A diversified pool of labour that includes youth, female, and migrant workers, among others, acts as the driving force for the ‘labour-intensive’ tourism and hospitality industry. Not only do they help in the growth and development of the tourism and hospitality industry, but also of the overall economy and society. Unfortunately, as numerous studies have shown, economic benefits often overshadow the wellbeing of the labour force in the industry, and working under precarious conditions has been a usual practice for workers in many countries. It is, therefore, no surprise that the absence of decent work conditions at the tourism and hospitality enterprises is one of the strongest reasons why the labour turnover in the industry is often very high. Although, in recent decades, several tourism and hospitality organizations have improved their policies and practices related to workers, the issue of ‘how to maintain a sustainable workforce’ has remained unattended at the significant majority of the workplaces.
Sustainability in the tourism and hospitality industry has been a dominant theme in tourism discourse since the mid-1990s; however, they are highly concentrated on a few specific areas, such as economic benefits, natural environment and tourists. It is important to note that although the supply of labour is aimed at satisfying various levels of demand in the industry, several practices of tourism employment have been considered unsustainable.

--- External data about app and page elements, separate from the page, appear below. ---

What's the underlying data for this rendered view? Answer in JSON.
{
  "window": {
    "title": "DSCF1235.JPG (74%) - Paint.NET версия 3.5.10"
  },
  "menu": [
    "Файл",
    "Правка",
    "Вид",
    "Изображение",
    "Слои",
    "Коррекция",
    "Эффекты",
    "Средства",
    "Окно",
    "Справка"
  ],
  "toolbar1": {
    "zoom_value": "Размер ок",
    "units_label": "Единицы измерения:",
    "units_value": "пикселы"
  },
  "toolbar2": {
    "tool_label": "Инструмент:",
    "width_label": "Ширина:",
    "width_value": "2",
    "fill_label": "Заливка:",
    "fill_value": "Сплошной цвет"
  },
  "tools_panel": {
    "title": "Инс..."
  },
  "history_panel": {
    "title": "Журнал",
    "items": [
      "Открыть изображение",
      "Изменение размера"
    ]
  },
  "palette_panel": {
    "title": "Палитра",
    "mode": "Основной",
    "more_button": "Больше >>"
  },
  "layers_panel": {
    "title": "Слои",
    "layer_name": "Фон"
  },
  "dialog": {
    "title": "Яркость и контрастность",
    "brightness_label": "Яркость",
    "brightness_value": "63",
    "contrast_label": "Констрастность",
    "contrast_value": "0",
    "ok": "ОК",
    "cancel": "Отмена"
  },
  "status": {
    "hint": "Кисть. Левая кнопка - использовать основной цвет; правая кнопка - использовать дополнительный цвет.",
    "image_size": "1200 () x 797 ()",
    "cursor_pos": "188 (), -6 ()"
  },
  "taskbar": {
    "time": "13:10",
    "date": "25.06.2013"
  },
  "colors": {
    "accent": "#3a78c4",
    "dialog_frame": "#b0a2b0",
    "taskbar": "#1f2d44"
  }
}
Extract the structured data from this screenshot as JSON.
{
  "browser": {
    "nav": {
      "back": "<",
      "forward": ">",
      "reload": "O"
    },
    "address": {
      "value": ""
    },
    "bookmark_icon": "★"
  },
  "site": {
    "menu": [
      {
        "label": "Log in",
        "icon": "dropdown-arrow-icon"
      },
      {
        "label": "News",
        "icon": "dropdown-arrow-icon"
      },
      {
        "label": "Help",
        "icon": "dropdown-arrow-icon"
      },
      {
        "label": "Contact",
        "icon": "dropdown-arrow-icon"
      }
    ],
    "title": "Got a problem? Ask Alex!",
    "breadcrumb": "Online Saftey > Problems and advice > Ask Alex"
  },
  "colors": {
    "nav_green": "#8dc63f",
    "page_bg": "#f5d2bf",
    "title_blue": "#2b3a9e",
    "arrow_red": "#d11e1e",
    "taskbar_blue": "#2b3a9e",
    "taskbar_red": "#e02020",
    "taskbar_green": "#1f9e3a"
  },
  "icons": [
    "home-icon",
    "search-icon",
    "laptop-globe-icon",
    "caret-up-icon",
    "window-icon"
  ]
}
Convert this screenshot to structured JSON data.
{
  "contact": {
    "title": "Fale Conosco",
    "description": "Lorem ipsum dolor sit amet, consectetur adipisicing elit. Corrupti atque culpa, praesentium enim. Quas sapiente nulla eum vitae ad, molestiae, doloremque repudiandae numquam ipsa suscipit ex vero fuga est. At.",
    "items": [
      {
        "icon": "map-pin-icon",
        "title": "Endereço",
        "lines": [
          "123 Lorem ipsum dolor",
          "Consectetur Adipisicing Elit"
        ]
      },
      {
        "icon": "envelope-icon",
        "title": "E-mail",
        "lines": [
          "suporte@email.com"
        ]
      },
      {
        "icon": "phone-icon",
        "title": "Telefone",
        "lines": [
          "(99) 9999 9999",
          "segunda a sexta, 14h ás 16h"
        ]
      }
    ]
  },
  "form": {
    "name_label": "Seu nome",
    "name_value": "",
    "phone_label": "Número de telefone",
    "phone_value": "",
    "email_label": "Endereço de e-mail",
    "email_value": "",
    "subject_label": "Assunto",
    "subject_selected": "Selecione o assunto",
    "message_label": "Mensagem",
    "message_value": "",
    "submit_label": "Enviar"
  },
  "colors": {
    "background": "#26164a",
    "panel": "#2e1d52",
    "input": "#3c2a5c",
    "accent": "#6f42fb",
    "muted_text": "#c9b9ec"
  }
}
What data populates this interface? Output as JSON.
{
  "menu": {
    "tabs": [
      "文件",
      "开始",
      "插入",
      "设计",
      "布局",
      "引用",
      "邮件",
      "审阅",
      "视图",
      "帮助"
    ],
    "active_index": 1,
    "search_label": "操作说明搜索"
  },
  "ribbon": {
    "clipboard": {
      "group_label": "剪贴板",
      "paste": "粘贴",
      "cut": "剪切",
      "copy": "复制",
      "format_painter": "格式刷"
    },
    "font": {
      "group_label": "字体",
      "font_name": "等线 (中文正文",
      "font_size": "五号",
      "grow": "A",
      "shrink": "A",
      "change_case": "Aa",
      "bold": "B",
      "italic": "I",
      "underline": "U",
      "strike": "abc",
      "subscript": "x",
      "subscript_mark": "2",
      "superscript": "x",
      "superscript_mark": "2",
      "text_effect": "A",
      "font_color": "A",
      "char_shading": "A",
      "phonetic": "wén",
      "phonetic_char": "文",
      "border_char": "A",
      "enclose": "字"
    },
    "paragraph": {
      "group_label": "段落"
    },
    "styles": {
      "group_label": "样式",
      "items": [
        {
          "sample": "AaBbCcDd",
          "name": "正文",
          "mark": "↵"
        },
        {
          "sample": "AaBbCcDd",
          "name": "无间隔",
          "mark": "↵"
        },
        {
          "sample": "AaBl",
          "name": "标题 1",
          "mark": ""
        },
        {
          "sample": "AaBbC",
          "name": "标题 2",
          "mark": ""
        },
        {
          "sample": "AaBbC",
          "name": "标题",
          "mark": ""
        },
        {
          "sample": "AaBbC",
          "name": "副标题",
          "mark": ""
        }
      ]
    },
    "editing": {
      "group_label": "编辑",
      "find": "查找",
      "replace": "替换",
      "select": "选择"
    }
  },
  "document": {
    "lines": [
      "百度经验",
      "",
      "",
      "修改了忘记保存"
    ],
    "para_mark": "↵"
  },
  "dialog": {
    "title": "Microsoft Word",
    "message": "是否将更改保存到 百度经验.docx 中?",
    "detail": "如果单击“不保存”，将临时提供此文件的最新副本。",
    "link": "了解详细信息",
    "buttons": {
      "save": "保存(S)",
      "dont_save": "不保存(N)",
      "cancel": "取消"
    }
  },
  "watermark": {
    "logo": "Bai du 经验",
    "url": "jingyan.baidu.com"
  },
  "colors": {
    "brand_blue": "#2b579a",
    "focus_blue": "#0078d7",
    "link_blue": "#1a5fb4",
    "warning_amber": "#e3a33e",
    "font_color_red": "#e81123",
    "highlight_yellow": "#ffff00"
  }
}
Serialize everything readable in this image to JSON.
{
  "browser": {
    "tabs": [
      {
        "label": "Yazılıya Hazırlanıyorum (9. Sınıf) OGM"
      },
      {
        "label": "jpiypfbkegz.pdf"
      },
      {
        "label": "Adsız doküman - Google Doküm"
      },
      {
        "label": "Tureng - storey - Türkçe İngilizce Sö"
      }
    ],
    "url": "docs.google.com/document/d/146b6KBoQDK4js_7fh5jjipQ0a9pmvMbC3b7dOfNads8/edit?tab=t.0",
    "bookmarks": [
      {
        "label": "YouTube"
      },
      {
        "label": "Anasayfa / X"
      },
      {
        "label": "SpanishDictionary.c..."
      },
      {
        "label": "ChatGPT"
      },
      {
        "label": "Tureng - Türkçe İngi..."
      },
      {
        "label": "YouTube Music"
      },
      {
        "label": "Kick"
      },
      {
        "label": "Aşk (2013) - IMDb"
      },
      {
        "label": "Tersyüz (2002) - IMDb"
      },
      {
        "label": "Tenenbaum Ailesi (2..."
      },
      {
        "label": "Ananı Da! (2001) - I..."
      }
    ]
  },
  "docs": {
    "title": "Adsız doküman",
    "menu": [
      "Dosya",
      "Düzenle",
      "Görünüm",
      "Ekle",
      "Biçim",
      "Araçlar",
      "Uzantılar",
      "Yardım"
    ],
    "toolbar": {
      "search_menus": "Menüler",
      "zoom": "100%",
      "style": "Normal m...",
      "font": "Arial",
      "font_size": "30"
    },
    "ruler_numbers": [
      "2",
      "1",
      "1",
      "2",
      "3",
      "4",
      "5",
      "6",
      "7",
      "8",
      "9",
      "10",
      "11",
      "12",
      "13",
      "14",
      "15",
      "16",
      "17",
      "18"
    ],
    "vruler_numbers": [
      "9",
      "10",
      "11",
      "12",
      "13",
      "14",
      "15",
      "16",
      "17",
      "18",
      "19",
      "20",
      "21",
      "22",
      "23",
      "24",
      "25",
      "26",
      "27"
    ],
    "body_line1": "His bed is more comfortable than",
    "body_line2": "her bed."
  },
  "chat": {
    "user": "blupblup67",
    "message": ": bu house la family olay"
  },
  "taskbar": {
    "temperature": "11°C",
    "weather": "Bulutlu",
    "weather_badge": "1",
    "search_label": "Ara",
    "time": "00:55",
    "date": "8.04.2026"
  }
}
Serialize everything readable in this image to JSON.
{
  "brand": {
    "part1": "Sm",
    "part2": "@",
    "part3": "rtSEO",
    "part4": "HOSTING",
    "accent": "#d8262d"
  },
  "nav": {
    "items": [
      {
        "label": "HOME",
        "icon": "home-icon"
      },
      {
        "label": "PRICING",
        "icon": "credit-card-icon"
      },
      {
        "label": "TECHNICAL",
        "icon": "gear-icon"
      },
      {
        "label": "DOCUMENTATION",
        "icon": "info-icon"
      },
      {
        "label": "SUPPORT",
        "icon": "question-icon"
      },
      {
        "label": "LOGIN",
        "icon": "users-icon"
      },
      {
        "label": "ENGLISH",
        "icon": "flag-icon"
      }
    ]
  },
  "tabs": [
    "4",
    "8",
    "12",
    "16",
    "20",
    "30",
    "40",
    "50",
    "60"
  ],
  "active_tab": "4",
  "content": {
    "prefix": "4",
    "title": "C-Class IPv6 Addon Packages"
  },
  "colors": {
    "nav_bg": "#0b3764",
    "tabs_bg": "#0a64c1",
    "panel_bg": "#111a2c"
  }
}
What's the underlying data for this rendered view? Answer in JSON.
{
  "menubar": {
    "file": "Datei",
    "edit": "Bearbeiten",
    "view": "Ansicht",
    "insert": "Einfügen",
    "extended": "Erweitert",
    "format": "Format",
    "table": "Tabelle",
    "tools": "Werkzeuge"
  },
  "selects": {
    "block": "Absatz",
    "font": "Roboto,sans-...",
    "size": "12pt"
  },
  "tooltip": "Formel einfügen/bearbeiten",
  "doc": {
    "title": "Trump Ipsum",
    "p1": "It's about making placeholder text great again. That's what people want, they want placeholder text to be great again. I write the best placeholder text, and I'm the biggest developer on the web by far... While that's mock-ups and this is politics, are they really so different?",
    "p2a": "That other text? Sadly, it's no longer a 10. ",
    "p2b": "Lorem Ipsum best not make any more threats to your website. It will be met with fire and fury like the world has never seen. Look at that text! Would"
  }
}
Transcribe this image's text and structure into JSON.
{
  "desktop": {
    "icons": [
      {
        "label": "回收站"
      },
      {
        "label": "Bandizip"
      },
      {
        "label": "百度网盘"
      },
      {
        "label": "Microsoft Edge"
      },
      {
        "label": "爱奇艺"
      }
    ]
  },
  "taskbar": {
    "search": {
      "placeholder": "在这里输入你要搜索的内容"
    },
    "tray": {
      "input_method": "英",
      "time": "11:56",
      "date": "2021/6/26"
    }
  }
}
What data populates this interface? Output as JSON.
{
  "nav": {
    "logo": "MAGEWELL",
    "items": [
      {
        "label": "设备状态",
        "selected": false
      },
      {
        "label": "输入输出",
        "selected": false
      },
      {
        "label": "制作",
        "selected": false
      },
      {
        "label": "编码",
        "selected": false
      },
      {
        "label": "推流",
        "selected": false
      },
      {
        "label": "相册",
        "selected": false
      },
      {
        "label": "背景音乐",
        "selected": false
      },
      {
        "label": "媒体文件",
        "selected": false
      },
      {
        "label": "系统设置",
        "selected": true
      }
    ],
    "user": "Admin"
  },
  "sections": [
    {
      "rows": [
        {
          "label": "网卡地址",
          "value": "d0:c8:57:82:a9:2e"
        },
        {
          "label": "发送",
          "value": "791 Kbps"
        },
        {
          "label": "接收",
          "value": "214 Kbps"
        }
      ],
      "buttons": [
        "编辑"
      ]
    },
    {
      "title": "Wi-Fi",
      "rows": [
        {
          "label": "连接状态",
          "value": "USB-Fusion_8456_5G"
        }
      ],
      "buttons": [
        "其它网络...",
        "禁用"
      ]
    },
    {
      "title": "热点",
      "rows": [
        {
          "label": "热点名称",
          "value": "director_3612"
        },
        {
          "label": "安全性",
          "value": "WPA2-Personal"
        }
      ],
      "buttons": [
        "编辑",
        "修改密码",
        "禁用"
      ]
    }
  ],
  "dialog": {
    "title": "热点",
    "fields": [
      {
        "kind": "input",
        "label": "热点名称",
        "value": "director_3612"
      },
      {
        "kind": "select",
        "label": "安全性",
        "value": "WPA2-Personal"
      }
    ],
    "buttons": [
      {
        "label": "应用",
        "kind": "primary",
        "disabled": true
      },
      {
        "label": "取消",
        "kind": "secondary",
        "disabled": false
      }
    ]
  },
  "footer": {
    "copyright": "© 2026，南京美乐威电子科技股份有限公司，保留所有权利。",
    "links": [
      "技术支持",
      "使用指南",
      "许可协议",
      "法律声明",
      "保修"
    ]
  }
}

These include the use of non-local labour on short term contracts, limited career progression opportunities, especially for women and minorities, human rights abuses through extensive use of child labour and working conditions that deny family rights, and the perception of employees as a cost rather than an asset, among others. Critical studies have found that, in many countries, the tourism and hospitality industry does not even plan for sustainable labour practices. For many of those tourism and hospitality enterprises, employee retainment with casualization is the dominant strategy to cope with changing demand for labour.
Considering that there is a serious lack of commitment to the development of a sustainable tourism workforce, the Sustainable Development Goal 8 (SDG 8), which is one of the 17 Sustainable Development Goals (SDGs) of the United Nations 2030 Agenda for Sustainable Development, has identified ‘decent work’ as a social dimension of sustainability. SDG 8 argues that decent work, which also comprises the rights of workers to participate fully and productively in their freely chosen employment, must serve as the basis for a sustainable human-centred development agenda.
One of the key assumptions of the human-centred development agenda is that economic growth does not necessarily contribute to human development unless it improves the local community’s self-reliance and participatory decision-making process, among others. These can be achieved only by making further improvements in the existing values and practices. Since the SDGs and their associated targets have now become the benchmark for development policies in all countries around the world, it is now increasingly relevant that the countries, that rely heavily on the tourism and hospitality industry for their economic and social development, reexamine their policies and practices from a social sustainability perspective. Additionally, the corporate social responsibility of the tourism and hospitality enterprises could not be accomplished merely by planting trees, adopting green practices and organizing green training for their staff. If it is a matter of sustainability, then we should look for the resolution that lies at the core of the discourse: labour force.